**Task brief**
Leave out the pictures and repeat the entries below verbatim.

** Opening Provided records block **

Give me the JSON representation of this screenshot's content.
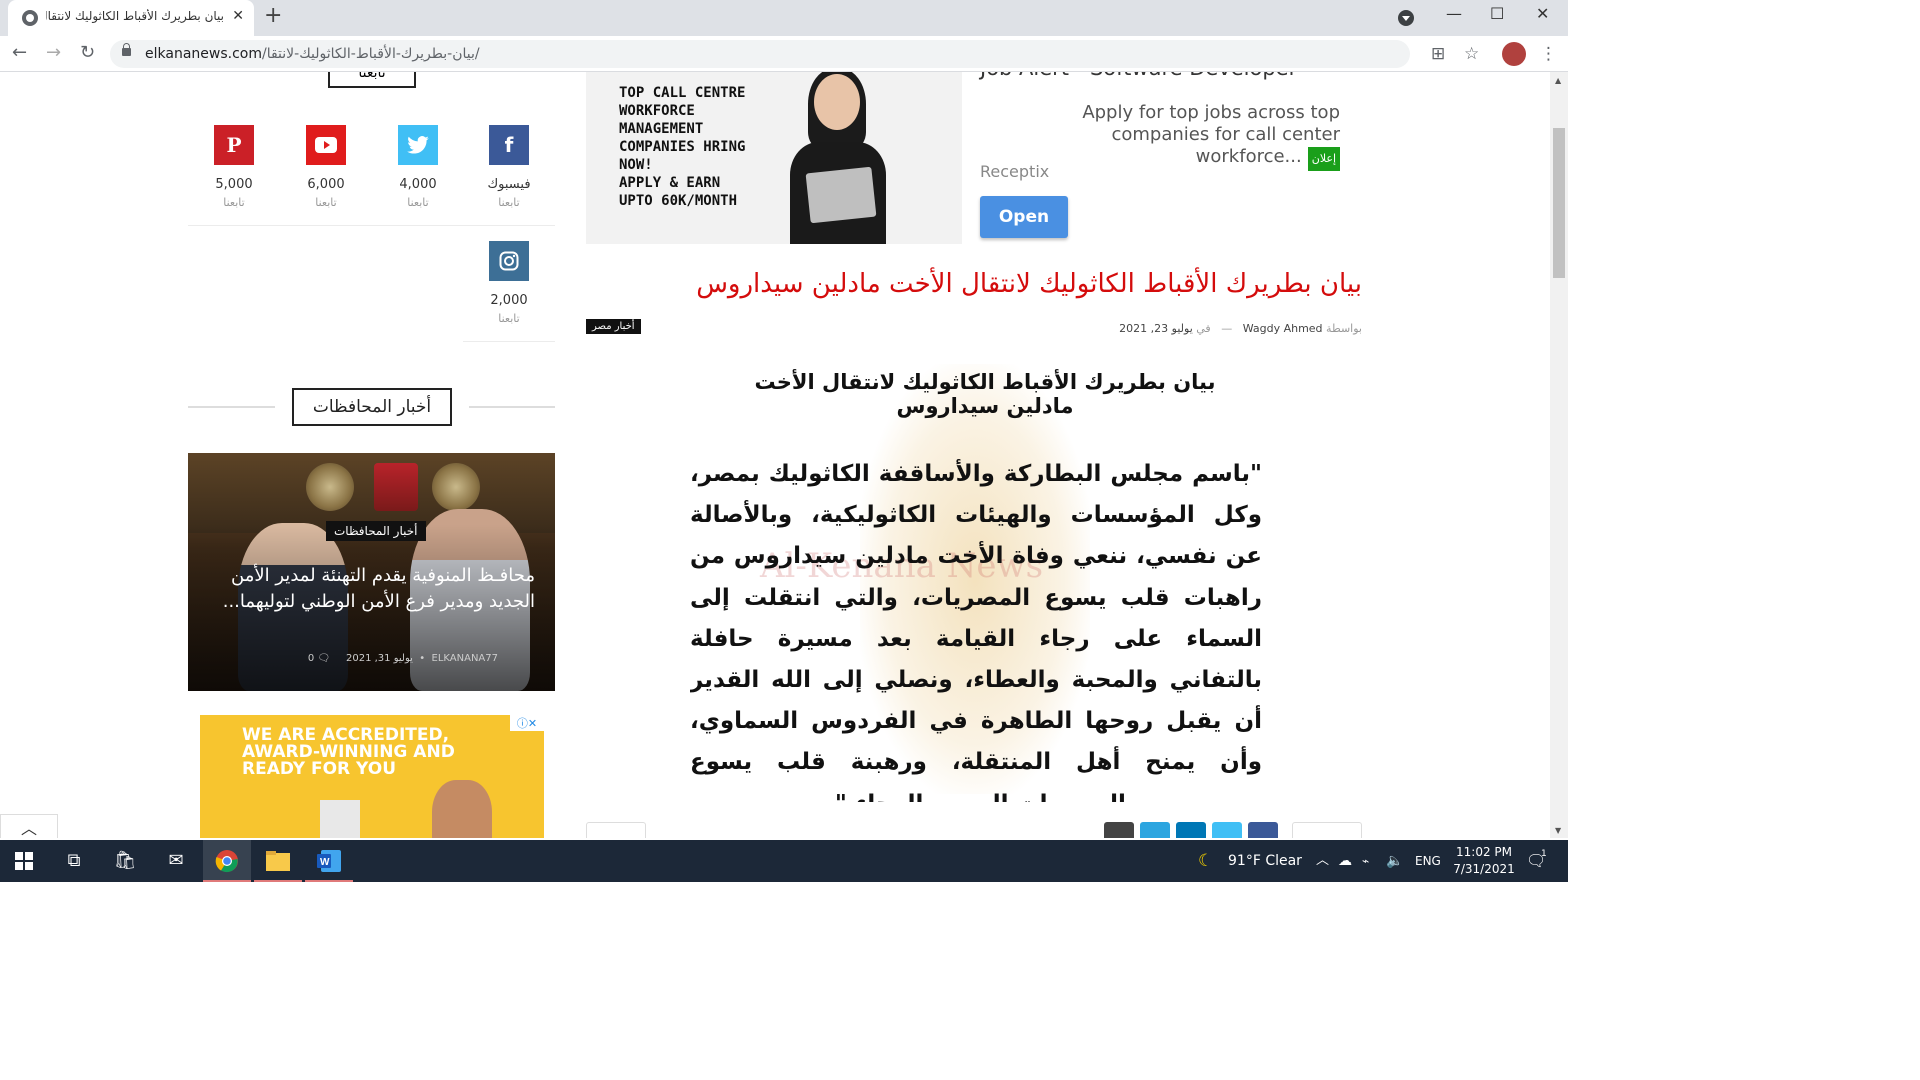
{
  "browser": {
    "tab_title": "بيان بطريرك الأقباط الكاثوليك لانتقال",
    "url_host": "elkananews.com",
    "url_path": "/بيان-بطريرك-الأقباط-الكاثوليك-لانتقا/"
  },
  "sidebar": {
    "follow_heading": "تابعنا",
    "social": [
      {
        "name": "فيسبوك",
        "count": "",
        "label": "تابعنا",
        "color": "#3b5998",
        "icon": "f"
      },
      {
        "name": "twitter",
        "count": "4,000",
        "label": "تابعنا",
        "color": "#40bff5",
        "icon": "twitter-bird"
      },
      {
        "name": "youtube",
        "count": "6,000",
        "label": "تابعنا",
        "color": "#e01c1c",
        "icon": "play"
      },
      {
        "name": "pinterest",
        "count": "5,000",
        "label": "تابعنا",
        "color": "#cb2027",
        "icon": "P"
      },
      {
        "name": "instagram",
        "count": "2,000",
        "label": "تابعنا",
        "color": "#3d6f96",
        "icon": "camera"
      }
    ],
    "section_title": "أخبار المحافظات",
    "feature": {
      "category": "أخبار المحافظات",
      "title": "محافـظ المنوفية يقدم التهنئة لمدير الأمن الجديد ومدير فرع الأمن الوطني لتوليهما...",
      "author": "ELKANANA77",
      "date": "يوليو 31, 2021",
      "comments": "0"
    },
    "ad2_text": [
      "WE ARE ACCREDITED,",
      "AWARD-WINNING AND",
      "READY FOR YOU"
    ]
  },
  "main": {
    "ad": {
      "banner_lines": [
        "TOP CALL CENTRE",
        "WORKFORCE",
        "MANAGEMENT",
        "COMPANIES HRING",
        "NOW!",
        "APPLY & EARN",
        "UPTO 60K/MONTH"
      ],
      "job_title": "Job Alert - Software Developer",
      "desc": "Apply for top jobs across top companies for call center workforce...",
      "badge": "إعلان",
      "brand": "Receptix",
      "open": "Open"
    },
    "article": {
      "title": "بيان بطريرك الأقباط الكاثوليك لانتقال الأخت مادلين سيداروس",
      "category": "أخبار مصر",
      "by": "بواسطة",
      "author": "Wagdy Ahmed",
      "in": "في",
      "date": "يوليو 23, 2021",
      "image_heading": "بيان بطريرك الأقباط الكاثوليك لانتقال الأخت مادلين سيداروس",
      "image_body": "\"باسم مجلس البطاركة والأساقفة الكاثوليك بمصر، وكل المؤسسات والهيئات الكاثوليكية، وبالأصالة عن نفسي، ننعي وفاة الأخت مادلين سيداروس من راهبات قلب يسوع المصريات، والتي انتقلت إلى السماء على رجاء القيامة بعد مسيرة حافلة بالتفاني والمحبة والعطاء، ونصلي إلى الله القدير أن يقبل روحها الطاهرة في الفردوس السماوي، وأن يمنح أهل المنتقلة، ورهبنة قلب يسوع المصريات الصبر والرجاء.\".",
      "watermark": "Al-Kenana News"
    }
  },
  "taskbar": {
    "weather": "91°F  Clear",
    "lang": "ENG",
    "time": "11:02 PM",
    "date": "7/31/2021",
    "notif_count": "1"
  }
}
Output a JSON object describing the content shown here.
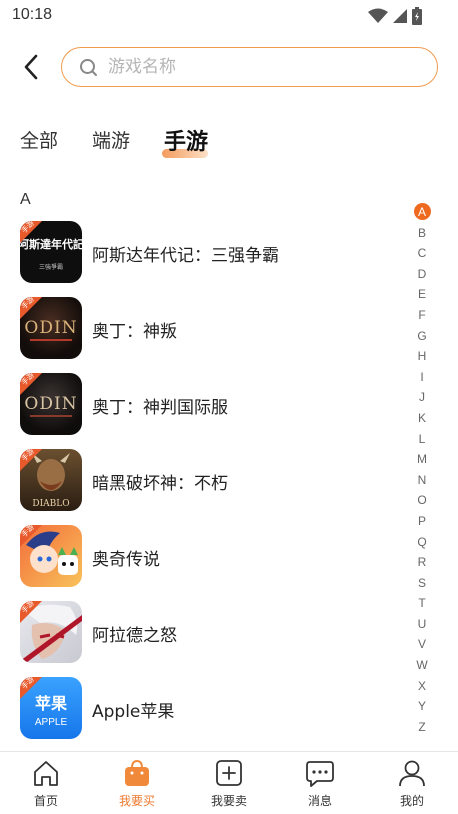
{
  "status_bar": {
    "time": "10:18"
  },
  "search": {
    "placeholder": "游戏名称",
    "value": ""
  },
  "tabs": [
    {
      "label": "全部",
      "active": false
    },
    {
      "label": "端游",
      "active": false
    },
    {
      "label": "手游",
      "active": true
    }
  ],
  "section": {
    "letter": "A"
  },
  "games": [
    {
      "name": "阿斯达年代记：三强争霸",
      "icon": "asda-chronicles-icon",
      "icon_text": "阿斯達年代記",
      "icon_subtext": "三強爭霸",
      "badge": "手游"
    },
    {
      "name": "奥丁：神叛",
      "icon": "odin-valhalla-rising-icon",
      "icon_text": "ODIN",
      "badge": "手游"
    },
    {
      "name": "奥丁：神判国际服",
      "icon": "odin-global-icon",
      "icon_text": "ODIN",
      "badge": "手游"
    },
    {
      "name": "暗黑破坏神：不朽",
      "icon": "diablo-immortal-icon",
      "icon_text": "DIABLO",
      "badge": "手游"
    },
    {
      "name": "奥奇传说",
      "icon": "aoqi-legend-icon",
      "badge": "手游"
    },
    {
      "name": "阿拉德之怒",
      "icon": "arad-wrath-icon",
      "badge": "手游"
    },
    {
      "name": "Apple苹果",
      "icon": "apple-recharge-icon",
      "icon_text": "苹果",
      "icon_subtext": "APPLE",
      "badge": "手游"
    }
  ],
  "alphabet_index": [
    "A",
    "B",
    "C",
    "D",
    "E",
    "F",
    "G",
    "H",
    "I",
    "J",
    "K",
    "L",
    "M",
    "N",
    "O",
    "P",
    "Q",
    "R",
    "S",
    "T",
    "U",
    "V",
    "W",
    "X",
    "Y",
    "Z"
  ],
  "alphabet_active": "A",
  "bottom_nav": [
    {
      "label": "首页",
      "icon": "home-icon",
      "active": false
    },
    {
      "label": "我要买",
      "icon": "shopping-bag-icon",
      "active": true
    },
    {
      "label": "我要卖",
      "icon": "plus-square-icon",
      "active": false
    },
    {
      "label": "消息",
      "icon": "message-bubble-icon",
      "active": false
    },
    {
      "label": "我的",
      "icon": "user-icon",
      "active": false
    }
  ],
  "colors": {
    "accent": "#ee6a1f",
    "search_border": "#f29a4e",
    "active_nav": "#ee7a2f"
  }
}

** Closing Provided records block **

**Response for this exercise**
Give me the JSON representation of this screenshot's content.
{
  "browser": {
    "tab_title": "بيان بطريرك الأقباط الكاثوليك لانتقال",
    "url_host": "elkananews.com",
    "url_path": "/بيان-بطريرك-الأقباط-الكاثوليك-لانتقا/"
  },
  "sidebar": {
    "follow_heading": "تابعنا",
    "social": [
      {
        "name": "فيسبوك",
        "count": "",
        "label": "تابعنا",
        "color": "#3b5998",
        "icon": "f"
      },
      {
        "name": "twitter",
        "count": "4,000",
        "label": "تابعنا",
        "color": "#40bff5",
        "icon": "twitter-bird"
      },
      {
        "name": "youtube",
        "count": "6,000",
        "label": "تابعنا",
        "color": "#e01c1c",
        "icon": "play"
      },
      {
        "name": "pinterest",
        "count": "5,000",
        "label": "تابعنا",
        "color": "#cb2027",
        "icon": "P"
      },
      {
        "name": "instagram",
        "count": "2,000",
        "label": "تابعنا",
        "color": "#3d6f96",
        "icon": "camera"
      }
    ],
    "section_title": "أخبار المحافظات",
    "feature": {
      "category": "أخبار المحافظات",
      "title": "محافـظ المنوفية يقدم التهنئة لمدير الأمن الجديد ومدير فرع الأمن الوطني لتوليهما...",
      "author": "ELKANANA77",
      "date": "يوليو 31, 2021",
      "comments": "0"
    },
    "ad2_text": [
      "WE ARE ACCREDITED,",
      "AWARD-WINNING AND",
      "READY FOR YOU"
    ]
  },
  "main": {
    "ad": {
      "banner_lines": [
        "TOP CALL CENTRE",
        "WORKFORCE",
        "MANAGEMENT",
        "COMPANIES HRING",
        "NOW!",
        "APPLY & EARN",
        "UPTO 60K/MONTH"
      ],
      "job_title": "Job Alert - Software Developer",
      "desc": "Apply for top jobs across top companies for call center workforce...",
      "badge": "إعلان",
      "brand": "Receptix",
      "open": "Open"
    },
    "article": {
      "title": "بيان بطريرك الأقباط الكاثوليك لانتقال الأخت مادلين سيداروس",
      "category": "أخبار مصر",
      "by": "بواسطة",
      "author": "Wagdy Ahmed",
      "in": "في",
      "date": "يوليو 23, 2021",
      "image_heading": "بيان بطريرك الأقباط الكاثوليك لانتقال الأخت مادلين سيداروس",
      "image_body": "\"باسم مجلس البطاركة والأساقفة الكاثوليك بمصر، وكل المؤسسات والهيئات الكاثوليكية، وبالأصالة عن نفسي، ننعي وفاة الأخت مادلين سيداروس من راهبات قلب يسوع المصريات، والتي انتقلت إلى السماء على رجاء القيامة بعد مسيرة حافلة بالتفاني والمحبة والعطاء، ونصلي إلى الله القدير أن يقبل روحها الطاهرة في الفردوس السماوي، وأن يمنح أهل المنتقلة، ورهبنة قلب يسوع المصريات الصبر والرجاء.\".",
      "watermark": "Al-Kenana News"
    }
  },
  "taskbar": {
    "weather": "91°F  Clear",
    "lang": "ENG",
    "time": "11:02 PM",
    "date": "7/31/2021",
    "notif_count": "1"
  }
}
Output a JSON object describing the content shown here.
{
  "status_bar": {
    "time": "10:18"
  },
  "search": {
    "placeholder": "游戏名称",
    "value": ""
  },
  "tabs": [
    {
      "label": "全部",
      "active": false
    },
    {
      "label": "端游",
      "active": false
    },
    {
      "label": "手游",
      "active": true
    }
  ],
  "section": {
    "letter": "A"
  },
  "games": [
    {
      "name": "阿斯达年代记：三强争霸",
      "icon": "asda-chronicles-icon",
      "icon_text": "阿斯達年代記",
      "icon_subtext": "三強爭霸",
      "badge": "手游"
    },
    {
      "name": "奥丁：神叛",
      "icon": "odin-valhalla-rising-icon",
      "icon_text": "ODIN",
      "badge": "手游"
    },
    {
      "name": "奥丁：神判国际服",
      "icon": "odin-global-icon",
      "icon_text": "ODIN",
      "badge": "手游"
    },
    {
      "name": "暗黑破坏神：不朽",
      "icon": "diablo-immortal-icon",
      "icon_text": "DIABLO",
      "badge": "手游"
    },
    {
      "name": "奥奇传说",
      "icon": "aoqi-legend-icon",
      "badge": "手游"
    },
    {
      "name": "阿拉德之怒",
      "icon": "arad-wrath-icon",
      "badge": "手游"
    },
    {
      "name": "Apple苹果",
      "icon": "apple-recharge-icon",
      "icon_text": "苹果",
      "icon_subtext": "APPLE",
      "badge": "手游"
    }
  ],
  "alphabet_index": [
    "A",
    "B",
    "C",
    "D",
    "E",
    "F",
    "G",
    "H",
    "I",
    "J",
    "K",
    "L",
    "M",
    "N",
    "O",
    "P",
    "Q",
    "R",
    "S",
    "T",
    "U",
    "V",
    "W",
    "X",
    "Y",
    "Z"
  ],
  "alphabet_active": "A",
  "bottom_nav": [
    {
      "label": "首页",
      "icon": "home-icon",
      "active": false
    },
    {
      "label": "我要买",
      "icon": "shopping-bag-icon",
      "active": true
    },
    {
      "label": "我要卖",
      "icon": "plus-square-icon",
      "active": false
    },
    {
      "label": "消息",
      "icon": "message-bubble-icon",
      "active": false
    },
    {
      "label": "我的",
      "icon": "user-icon",
      "active": false
    }
  ],
  "colors": {
    "accent": "#ee6a1f",
    "search_border": "#f29a4e",
    "active_nav": "#ee7a2f"
  }
}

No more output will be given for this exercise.